All entries given below are to be returned word for word.

════════

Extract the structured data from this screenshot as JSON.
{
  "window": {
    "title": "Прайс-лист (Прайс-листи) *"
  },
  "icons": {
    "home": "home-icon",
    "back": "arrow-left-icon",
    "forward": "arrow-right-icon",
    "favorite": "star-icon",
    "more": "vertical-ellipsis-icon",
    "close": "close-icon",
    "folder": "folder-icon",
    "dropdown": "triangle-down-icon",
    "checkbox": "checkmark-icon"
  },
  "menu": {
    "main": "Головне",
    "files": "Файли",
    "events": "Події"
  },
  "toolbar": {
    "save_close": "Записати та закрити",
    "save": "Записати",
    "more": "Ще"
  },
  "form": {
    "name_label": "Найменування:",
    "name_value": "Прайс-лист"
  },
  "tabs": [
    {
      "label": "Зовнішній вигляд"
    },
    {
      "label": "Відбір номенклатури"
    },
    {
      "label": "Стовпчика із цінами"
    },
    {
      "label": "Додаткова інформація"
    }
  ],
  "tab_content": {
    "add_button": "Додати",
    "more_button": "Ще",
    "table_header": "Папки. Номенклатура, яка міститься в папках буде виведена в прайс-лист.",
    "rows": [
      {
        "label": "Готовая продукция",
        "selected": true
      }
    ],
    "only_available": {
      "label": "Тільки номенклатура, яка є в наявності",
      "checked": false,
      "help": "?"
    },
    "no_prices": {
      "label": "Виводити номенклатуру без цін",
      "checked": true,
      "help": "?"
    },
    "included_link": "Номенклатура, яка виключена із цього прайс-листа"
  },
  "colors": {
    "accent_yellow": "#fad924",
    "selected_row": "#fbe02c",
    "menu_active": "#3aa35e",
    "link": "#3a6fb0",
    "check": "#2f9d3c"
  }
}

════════

* _EXERCISE RESULT_:
Extract the structured data from this screenshot as JSON.
{
  "window": {
    "title": "Прайс-лист (Прайс-листи) *"
  },
  "icons": {
    "home": "home-icon",
    "back": "arrow-left-icon",
    "forward": "arrow-right-icon",
    "favorite": "star-icon",
    "more": "vertical-ellipsis-icon",
    "close": "close-icon",
    "folder": "folder-icon",
    "dropdown": "triangle-down-icon",
    "checkbox": "checkmark-icon"
  },
  "menu": {
    "main": "Головне",
    "files": "Файли",
    "events": "Події"
  },
  "toolbar": {
    "save_close": "Записати та закрити",
    "save": "Записати",
    "more": "Ще"
  },
  "form": {
    "name_label": "Найменування:",
    "name_value": "Прайс-лист"
  },
  "tabs": [
    {
      "label": "Зовнішній вигляд"
    },
    {
      "label": "Відбір номенклатури"
    },
    {
      "label": "Стовпчика із цінами"
    },
    {
      "label": "Додаткова інформація"
    }
  ],
  "tab_content": {
    "add_button": "Додати",
    "more_button": "Ще",
    "table_header": "Папки. Номенклатура, яка міститься в папках буде виведена в прайс-лист.",
    "rows": [
      {
        "label": "Готовая продукция",
        "selected": true
      }
    ],
    "only_available": {
      "label": "Тільки номенклатура, яка є в наявності",
      "checked": false,
      "help": "?"
    },
    "no_prices": {
      "label": "Виводити номенклатуру без цін",
      "checked": true,
      "help": "?"
    },
    "included_link": "Номенклатура, яка виключена із цього прайс-листа"
  },
  "colors": {
    "accent_yellow": "#fad924",
    "selected_row": "#fbe02c",
    "menu_active": "#3aa35e",
    "link": "#3a6fb0",
    "check": "#2f9d3c"
  }
}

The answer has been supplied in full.